Ransomware Protection: Best Practices

A powerful anti-ransomware strategy requires a multi-layered approach. Why? Various protection measures have their strengths and weaknesses. Having several layers of defense will help you compensate for each weakness with another measure’s strength.

Create a Ransomware Recovery Plan

Creating a ransomware recovery plan is a great way to mitigate an attack’s damage. In your plan, you have to specify the actions, tools, and skills required to recover from an attack as soon as possible. Of course, specific actions vary depending on your company’s resources, workflow, and infrastructure.

Let’s say your operations depend on cloud storage services like Google Drive and OneDrive. Such services provide some anti-ransomware functionality, yet often attacks are successful. That’s why you need to plan additional measures to restore your files in case of an attack. Google Drive ransomware recovery and prevention tools can protect your files from attacks and restore damaged data.

Data backup is an essential part of any recovery strategy. With a backup, you can restore your data even if it was encrypted during a ransomware attack.

Control Applications

Modern ransomware attacks often involve malicious SaaS apps. That’s why you have to control your apps meticulously. You can use specialized tools that will help you to detect apps connected to your cloud data and assess their risk. After the assessment is completed, there are two actions you can take.

The first one is to blacklist apps. If you discover a potentially dangerous app, it would be necessary to revoke any access it has and forbid this app from connecting to your data in the future.

Another approach to app security is whitelisting. This procedure means that you allow only a specific list of trustworthy apps to access your data.

Both of these approaches will help you to reduce the probability of using a corrupted app and, therefore, protect your data from ransomware.

Maintain Strong Password and Authentication Policies

Powerful passwords and authentication apps will protect you from brute force attacks. Make sure that everyone in your company avoids using simple generic passwords.

As an additional layer of protection, you can use mobile apps such as Google Authenticator. With this function enabled, you’ll require both your password and a special code to log in.

Train Yourself and Your Colleagues

Arranging security awareness training is a great way to learn about various digital threats, including ransomware. Training and attack simulations empower users’ knowledge, helping to recognize phishing messages and potentially dangerous websites. Long story short, a trained person is less likely to make mistakes while working with data.

As a result, the probability of a successful attack is reduced. However, no training can ensure a 100% error-free user behavior. After all, even a skilled worker can face fatigue or a moment of carelessness. Other downsides of training are high costs and organizational challenges, especially if you manage a large team that works remotely.

Manage Vulnerabilities

Vulnerability management helps you to locate and fix gaps in your operating systems. This measure will help you in case ransomware is spread using malvertising or exploits in your security systems.

Though being a good security practice in general, vulnerability management techniques are not always effective against ransomware.
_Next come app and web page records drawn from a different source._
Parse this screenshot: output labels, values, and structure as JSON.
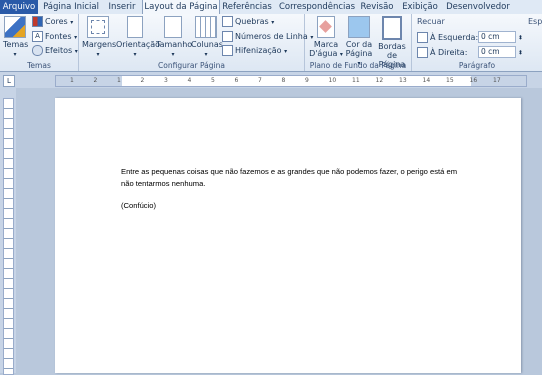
{
  "tabs": [
    "Arquivo",
    "Página Inicial",
    "Inserir",
    "Layout da Página",
    "Referências",
    "Correspondências",
    "Revisão",
    "Exibição",
    "Desenvolvedor"
  ],
  "ribbon": {
    "temas": {
      "label": "Temas",
      "temas_btn": "Temas",
      "cores": "Cores",
      "fontes": "Fontes",
      "efeitos": "Efeitos"
    },
    "configurar": {
      "label": "Configurar Página",
      "margens": "Margens",
      "orientacao": "Orientação",
      "tamanho": "Tamanho",
      "colunas": "Colunas",
      "quebras": "Quebras",
      "numeros": "Números de Linha",
      "hifenizacao": "Hifenização"
    },
    "plano": {
      "label": "Plano de Fundo da Página",
      "marca_1": "Marca",
      "marca_2": "D'água",
      "cor_1": "Cor da",
      "cor_2": "Página",
      "bordas_1": "Bordas",
      "bordas_2": "de Página"
    },
    "paragrafo": {
      "label": "Parágrafo",
      "recuar": "Recuar",
      "esquerda": "À Esquerda:",
      "direita": "À Direita:",
      "esquerda_val": "0 cm",
      "direita_val": "0 cm",
      "espa": "Espa"
    }
  },
  "ruler": {
    "numbers": [
      "1",
      "2",
      "1",
      "2",
      "3",
      "4",
      "5",
      "6",
      "7",
      "8",
      "9",
      "10",
      "11",
      "12",
      "13",
      "14",
      "15",
      "16",
      "17"
    ]
  },
  "document": {
    "paragraph1": "Entre as pequenas coisas que não fazemos e as grandes que não podemos fazer, o perigo está em não tentarmos nenhuma.",
    "paragraph2": "(Confúcio)"
  }
}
First of all, the management process usually excludes end-user devices. Secondly, there are time limitations. It takes time to discover vulnerabilities and patch the system to fix them.

Use Security Software

Various tools help you protect your critical information against malware attacks. These tools vary based on their functions and approaches to ransomware detection.

While choosing a protection tool, pay attention to its capabilities. Ideally, you’ll need to find an end-to-end solution that combines ransomware detection and remediation.

The issue is that anti-ransomware tools are not always deployed, updated, or configured correctly. Especially now, with many teams working remotely. So don’t forget that it’s recommended to keep your security software updated.

Interesting related Article:  “Five reasons you should use advanced cyber threat protection at your business